> PROBLEM TO SOLVE:
Please say how many lines in the records below contain the word "Stacked". Give the number and nothing more.

[Stored data entries]
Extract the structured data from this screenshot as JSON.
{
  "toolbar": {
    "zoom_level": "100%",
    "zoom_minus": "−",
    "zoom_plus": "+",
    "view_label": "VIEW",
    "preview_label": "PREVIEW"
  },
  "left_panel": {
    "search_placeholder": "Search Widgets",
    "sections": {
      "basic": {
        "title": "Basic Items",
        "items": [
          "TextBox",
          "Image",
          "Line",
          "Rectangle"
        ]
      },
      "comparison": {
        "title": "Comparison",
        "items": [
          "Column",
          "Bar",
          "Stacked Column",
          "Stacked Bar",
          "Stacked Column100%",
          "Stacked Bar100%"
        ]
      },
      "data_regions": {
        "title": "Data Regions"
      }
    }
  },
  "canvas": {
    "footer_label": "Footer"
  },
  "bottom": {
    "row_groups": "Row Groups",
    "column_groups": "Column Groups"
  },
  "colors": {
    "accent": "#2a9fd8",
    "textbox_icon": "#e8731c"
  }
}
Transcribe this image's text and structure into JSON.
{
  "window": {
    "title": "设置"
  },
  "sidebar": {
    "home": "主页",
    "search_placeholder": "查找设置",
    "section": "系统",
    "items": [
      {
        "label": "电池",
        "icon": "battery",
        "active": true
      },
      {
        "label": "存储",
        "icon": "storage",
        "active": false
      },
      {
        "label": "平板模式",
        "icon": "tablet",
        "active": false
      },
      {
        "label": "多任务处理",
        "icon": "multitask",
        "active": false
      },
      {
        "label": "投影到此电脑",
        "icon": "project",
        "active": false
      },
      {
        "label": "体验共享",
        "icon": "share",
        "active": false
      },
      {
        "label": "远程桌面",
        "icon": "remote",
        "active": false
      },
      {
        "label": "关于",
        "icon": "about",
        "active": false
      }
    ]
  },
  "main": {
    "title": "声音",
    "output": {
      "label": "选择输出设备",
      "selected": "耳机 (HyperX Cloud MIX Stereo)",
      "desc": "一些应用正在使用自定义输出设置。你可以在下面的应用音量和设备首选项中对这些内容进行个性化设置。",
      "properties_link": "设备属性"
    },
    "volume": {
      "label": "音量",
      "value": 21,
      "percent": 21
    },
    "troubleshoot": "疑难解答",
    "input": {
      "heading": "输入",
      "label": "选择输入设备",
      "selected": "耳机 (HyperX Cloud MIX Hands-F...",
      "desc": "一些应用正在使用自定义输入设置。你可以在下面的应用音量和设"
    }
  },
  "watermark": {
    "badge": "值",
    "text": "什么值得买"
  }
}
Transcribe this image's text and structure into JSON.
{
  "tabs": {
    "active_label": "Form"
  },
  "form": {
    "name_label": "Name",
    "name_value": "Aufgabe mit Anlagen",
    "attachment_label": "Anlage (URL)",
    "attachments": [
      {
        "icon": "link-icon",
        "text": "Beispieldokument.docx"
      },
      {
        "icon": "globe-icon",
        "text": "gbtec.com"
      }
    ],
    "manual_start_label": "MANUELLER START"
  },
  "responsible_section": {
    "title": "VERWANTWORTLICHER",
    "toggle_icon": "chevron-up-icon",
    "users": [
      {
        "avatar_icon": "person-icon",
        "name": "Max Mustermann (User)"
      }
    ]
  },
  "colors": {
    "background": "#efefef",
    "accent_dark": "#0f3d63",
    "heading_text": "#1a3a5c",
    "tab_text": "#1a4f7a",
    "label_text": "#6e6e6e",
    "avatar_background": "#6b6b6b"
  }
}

> RESULT BELOW:
4